(LISTED ENTRIES)

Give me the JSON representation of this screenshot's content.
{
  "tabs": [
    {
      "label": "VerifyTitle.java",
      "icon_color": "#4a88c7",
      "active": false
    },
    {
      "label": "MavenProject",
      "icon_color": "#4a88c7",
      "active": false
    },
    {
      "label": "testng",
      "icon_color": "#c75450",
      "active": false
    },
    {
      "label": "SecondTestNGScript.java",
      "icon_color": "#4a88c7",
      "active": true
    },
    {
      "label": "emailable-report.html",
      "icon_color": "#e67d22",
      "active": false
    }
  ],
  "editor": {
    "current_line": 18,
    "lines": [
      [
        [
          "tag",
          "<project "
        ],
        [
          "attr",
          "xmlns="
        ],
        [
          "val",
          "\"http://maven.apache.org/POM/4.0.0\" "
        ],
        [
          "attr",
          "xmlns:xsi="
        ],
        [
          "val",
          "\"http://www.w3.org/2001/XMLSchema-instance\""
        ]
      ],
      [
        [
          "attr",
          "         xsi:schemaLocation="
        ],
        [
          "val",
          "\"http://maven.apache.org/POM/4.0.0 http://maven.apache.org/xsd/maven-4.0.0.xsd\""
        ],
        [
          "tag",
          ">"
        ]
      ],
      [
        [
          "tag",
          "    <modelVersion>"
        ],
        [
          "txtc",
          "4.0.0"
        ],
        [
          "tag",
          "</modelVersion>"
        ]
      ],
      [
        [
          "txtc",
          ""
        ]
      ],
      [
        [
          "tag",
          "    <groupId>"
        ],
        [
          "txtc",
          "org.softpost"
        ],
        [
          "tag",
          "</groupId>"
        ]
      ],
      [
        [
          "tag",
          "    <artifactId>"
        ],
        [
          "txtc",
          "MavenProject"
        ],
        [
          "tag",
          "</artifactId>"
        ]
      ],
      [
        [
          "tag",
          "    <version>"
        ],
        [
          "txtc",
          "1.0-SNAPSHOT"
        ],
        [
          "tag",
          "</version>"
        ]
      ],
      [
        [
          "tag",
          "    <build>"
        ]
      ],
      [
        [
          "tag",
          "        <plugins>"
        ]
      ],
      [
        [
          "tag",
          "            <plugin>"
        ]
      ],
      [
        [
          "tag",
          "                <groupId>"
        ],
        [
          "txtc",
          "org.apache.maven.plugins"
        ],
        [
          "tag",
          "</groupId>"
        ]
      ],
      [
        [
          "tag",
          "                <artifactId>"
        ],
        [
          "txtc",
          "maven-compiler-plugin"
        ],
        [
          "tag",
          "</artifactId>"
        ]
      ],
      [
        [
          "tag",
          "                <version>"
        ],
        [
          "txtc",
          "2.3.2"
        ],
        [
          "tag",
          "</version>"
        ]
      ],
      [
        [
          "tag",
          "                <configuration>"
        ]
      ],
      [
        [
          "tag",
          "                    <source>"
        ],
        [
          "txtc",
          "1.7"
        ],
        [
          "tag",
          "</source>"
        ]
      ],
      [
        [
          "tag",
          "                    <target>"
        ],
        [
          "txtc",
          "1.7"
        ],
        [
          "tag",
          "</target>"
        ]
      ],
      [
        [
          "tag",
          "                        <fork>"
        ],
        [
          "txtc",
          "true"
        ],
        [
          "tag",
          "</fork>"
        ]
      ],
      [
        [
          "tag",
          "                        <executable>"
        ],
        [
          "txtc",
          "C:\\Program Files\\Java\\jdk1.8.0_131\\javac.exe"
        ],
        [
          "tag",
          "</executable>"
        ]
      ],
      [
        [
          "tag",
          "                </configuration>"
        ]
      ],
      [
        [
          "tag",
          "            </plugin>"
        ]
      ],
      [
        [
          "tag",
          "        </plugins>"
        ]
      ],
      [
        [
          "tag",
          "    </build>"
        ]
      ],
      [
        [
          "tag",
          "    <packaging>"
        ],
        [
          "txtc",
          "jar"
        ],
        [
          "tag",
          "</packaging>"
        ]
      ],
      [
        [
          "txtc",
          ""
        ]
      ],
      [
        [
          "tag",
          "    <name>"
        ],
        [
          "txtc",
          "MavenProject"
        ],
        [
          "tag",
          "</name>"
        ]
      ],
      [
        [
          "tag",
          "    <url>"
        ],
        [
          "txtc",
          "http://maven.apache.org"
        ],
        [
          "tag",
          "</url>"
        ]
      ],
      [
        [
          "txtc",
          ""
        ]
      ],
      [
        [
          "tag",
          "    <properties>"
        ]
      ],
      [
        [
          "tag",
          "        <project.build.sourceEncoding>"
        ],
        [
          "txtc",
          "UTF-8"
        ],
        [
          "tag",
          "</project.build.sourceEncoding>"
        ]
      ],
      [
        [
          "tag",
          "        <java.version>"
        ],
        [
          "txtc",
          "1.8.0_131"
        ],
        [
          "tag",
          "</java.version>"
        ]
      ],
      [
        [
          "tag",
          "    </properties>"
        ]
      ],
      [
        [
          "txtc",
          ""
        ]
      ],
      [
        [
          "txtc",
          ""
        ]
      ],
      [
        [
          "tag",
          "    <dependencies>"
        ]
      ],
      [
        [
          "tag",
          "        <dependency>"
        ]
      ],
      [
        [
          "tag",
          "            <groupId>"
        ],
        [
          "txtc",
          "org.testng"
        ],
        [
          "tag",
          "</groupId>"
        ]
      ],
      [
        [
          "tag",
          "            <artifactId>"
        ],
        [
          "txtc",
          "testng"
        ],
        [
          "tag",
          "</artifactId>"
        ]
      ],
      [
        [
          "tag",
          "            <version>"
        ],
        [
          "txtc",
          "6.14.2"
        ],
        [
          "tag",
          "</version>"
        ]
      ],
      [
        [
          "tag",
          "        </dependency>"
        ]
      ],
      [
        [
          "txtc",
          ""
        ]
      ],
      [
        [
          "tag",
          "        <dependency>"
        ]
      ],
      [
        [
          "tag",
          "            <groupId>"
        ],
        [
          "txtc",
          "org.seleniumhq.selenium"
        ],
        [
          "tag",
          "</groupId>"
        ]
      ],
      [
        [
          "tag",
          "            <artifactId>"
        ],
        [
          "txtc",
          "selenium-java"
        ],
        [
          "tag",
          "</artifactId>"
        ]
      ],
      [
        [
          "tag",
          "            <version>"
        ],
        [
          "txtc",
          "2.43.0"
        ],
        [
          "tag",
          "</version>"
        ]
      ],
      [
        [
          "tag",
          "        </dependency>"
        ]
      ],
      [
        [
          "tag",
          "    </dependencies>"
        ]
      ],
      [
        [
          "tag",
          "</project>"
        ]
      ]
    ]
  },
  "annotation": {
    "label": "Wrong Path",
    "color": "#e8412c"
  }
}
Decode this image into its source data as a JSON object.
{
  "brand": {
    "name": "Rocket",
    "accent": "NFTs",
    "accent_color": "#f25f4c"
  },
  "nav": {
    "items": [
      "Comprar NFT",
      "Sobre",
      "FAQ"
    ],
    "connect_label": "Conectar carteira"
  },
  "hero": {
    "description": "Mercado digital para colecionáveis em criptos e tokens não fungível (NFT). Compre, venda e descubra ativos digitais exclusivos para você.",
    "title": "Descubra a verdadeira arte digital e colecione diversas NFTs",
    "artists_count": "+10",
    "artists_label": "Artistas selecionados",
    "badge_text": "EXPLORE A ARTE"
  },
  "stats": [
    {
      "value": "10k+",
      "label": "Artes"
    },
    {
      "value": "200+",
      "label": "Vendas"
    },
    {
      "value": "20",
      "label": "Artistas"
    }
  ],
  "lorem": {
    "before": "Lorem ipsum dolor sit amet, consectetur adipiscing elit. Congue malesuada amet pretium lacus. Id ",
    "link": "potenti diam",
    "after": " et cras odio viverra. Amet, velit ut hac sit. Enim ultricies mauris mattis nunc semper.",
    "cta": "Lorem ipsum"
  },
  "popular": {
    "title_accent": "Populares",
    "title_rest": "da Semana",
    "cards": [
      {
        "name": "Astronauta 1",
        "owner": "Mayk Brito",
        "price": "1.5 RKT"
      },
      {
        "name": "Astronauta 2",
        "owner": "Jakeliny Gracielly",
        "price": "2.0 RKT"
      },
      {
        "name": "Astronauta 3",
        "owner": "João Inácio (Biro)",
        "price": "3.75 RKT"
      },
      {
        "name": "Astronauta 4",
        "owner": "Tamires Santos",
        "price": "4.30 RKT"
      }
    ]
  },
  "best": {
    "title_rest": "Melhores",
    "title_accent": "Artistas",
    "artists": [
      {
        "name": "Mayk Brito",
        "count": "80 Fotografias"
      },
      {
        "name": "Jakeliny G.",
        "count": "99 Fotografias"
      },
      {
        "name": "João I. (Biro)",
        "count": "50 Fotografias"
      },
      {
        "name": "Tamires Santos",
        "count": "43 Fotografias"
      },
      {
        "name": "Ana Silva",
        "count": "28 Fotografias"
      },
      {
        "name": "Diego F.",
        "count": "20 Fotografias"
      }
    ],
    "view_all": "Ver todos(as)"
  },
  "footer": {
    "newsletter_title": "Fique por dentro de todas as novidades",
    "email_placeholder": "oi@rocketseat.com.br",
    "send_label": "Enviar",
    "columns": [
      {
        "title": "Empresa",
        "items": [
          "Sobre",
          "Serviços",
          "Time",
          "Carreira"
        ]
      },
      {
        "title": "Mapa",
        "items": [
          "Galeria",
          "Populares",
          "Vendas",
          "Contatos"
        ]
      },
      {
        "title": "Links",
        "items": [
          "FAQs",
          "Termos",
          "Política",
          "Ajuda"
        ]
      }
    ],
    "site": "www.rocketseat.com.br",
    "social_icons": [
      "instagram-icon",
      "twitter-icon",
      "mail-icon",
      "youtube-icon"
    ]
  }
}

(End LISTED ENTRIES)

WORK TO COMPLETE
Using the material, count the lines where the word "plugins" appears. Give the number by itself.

OUTPUT FOR THIS TASK
3